Okay. You've wandered into that well charted but oft under visited realm of what is reality? I've checked into that hotel once or twice, and always manage to freak myself out. I mean, honestly, am I really here or am I just a figment of your imagination. Are my beliefs about God based in my perceptions of God, or are my perceptions of God based in my beliefs of God. I think I've lost myself here… I do appreciate Sarah's suggestion that the use of the word "perception" is probably more useful then "faith" if what we are hoping to discuss is the experience of our reality in relation to what we perceive as truth, whether religious or scientific or whatever. My beliefs do not always result in faith, therefor, to me at least, my faith is more of a perception of what I think is true. What I believe is true may not be completely quantifiable, making it, I think and act of faith. Ouch.
There is quite a powerful Star Trek Next Generation episode in which a holodeck representation of Sherlock Holmes' nemesis, Professor Moriarity, is brought to "life" through a freak accident. The question of the nature of his existence, his morality, what Sir Arthur Conan Doyle wrote his character to be, all fall under the holo Moriarity's scrutiny. In the end, Moriarity chooses to defy what Doyle predestined him to be, becoming instead a person of good character. His current experience with his current reality caused him to believe and act upon a new perception about himself that Doyle did not intend.
I'm lost again, I think. Do you see what I mean? This is such heady stuff that it requires a life-long journey of pursuing philosophical thought.
Time for an aspirin,

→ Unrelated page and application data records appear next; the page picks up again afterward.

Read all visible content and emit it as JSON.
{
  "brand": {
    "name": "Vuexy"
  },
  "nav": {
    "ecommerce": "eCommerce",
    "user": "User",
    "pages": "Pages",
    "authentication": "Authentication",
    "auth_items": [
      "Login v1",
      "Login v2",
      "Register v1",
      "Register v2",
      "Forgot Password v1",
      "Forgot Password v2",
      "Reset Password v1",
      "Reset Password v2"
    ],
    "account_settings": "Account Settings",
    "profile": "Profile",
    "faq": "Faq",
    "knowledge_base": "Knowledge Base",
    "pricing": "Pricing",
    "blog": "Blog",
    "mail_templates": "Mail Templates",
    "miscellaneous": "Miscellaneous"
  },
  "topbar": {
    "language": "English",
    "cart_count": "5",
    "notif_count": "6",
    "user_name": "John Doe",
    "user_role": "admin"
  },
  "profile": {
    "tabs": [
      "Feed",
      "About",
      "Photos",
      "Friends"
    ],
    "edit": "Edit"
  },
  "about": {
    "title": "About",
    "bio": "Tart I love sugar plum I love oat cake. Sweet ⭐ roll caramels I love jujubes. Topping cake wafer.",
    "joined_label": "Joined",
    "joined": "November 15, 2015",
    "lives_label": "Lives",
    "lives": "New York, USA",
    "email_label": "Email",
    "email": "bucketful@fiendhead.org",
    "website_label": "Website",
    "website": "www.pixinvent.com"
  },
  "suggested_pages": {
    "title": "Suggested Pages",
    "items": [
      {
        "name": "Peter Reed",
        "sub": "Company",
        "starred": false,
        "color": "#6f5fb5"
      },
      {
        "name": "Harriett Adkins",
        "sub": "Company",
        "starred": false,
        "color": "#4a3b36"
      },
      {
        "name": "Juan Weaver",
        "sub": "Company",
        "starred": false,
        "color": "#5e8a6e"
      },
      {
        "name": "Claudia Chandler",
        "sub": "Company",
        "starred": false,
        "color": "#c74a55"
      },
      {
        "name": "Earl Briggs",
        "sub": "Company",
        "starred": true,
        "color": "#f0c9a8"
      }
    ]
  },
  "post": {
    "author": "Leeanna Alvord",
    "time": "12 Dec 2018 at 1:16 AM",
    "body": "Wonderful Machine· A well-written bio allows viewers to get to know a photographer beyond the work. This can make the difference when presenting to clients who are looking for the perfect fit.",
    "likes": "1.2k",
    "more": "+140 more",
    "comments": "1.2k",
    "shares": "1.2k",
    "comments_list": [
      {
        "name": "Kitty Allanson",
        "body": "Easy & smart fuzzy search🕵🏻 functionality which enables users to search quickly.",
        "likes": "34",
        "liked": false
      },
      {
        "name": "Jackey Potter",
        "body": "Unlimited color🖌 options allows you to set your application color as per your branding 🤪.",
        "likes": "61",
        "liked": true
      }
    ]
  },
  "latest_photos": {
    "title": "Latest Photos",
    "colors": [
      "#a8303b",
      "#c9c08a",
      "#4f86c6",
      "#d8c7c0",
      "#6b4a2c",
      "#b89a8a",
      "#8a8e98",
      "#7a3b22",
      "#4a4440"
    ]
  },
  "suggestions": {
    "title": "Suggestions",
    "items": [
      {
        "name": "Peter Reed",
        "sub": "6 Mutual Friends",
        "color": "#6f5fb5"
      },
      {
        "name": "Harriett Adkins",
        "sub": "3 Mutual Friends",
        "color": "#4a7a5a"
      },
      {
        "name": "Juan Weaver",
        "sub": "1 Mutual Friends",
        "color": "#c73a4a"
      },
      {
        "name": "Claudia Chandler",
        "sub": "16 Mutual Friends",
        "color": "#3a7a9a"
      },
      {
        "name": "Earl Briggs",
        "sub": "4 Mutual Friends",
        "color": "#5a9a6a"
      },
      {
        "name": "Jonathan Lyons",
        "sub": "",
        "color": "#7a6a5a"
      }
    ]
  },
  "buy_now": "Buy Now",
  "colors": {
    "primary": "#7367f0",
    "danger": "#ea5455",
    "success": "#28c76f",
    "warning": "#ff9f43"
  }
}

Anonymous said...

Boy ... I blinked and so much has transpired here.
Faith ... oh boy ...
I'll dive in: I believe that we are transformed by the renewing of our minds. That is how God changes me/us. But there is a supernatural element in that as well; it is not simply "the power of positive thinking".
I am lazy tonight or I would look for this verse. I will tomorrow ... too late and too hot tonight.
The verse basically says that the faith that we have is that of the Son of God, and not our own.
I do believe that there is a supernatural infusion that takes place that moment/instant we believe/receive the gift that is offered.
How it happens, I have no idea. Like the wind, His Spirit comes and we are changed "in the twinkling of an eye" for all eternity.
But growing and changing/being transformed ... is another matter altogether. I don't believe that He changes us against our will, but with our co-operation. We are "partners" in that transformation. We take the smallest steps and we are changed.
That is why I have great faith in what God can do in people's lives. Not only have I seen it, but I have also experienced it first-hand (thank God!).
Perception ... hmm
What I perceive/believe about God affects how I live my life, which affects how I change, which ...

Anonymous said...

The verse I was thinking about last night was Galations 2:20. And here is an article on faith that you might find interesting: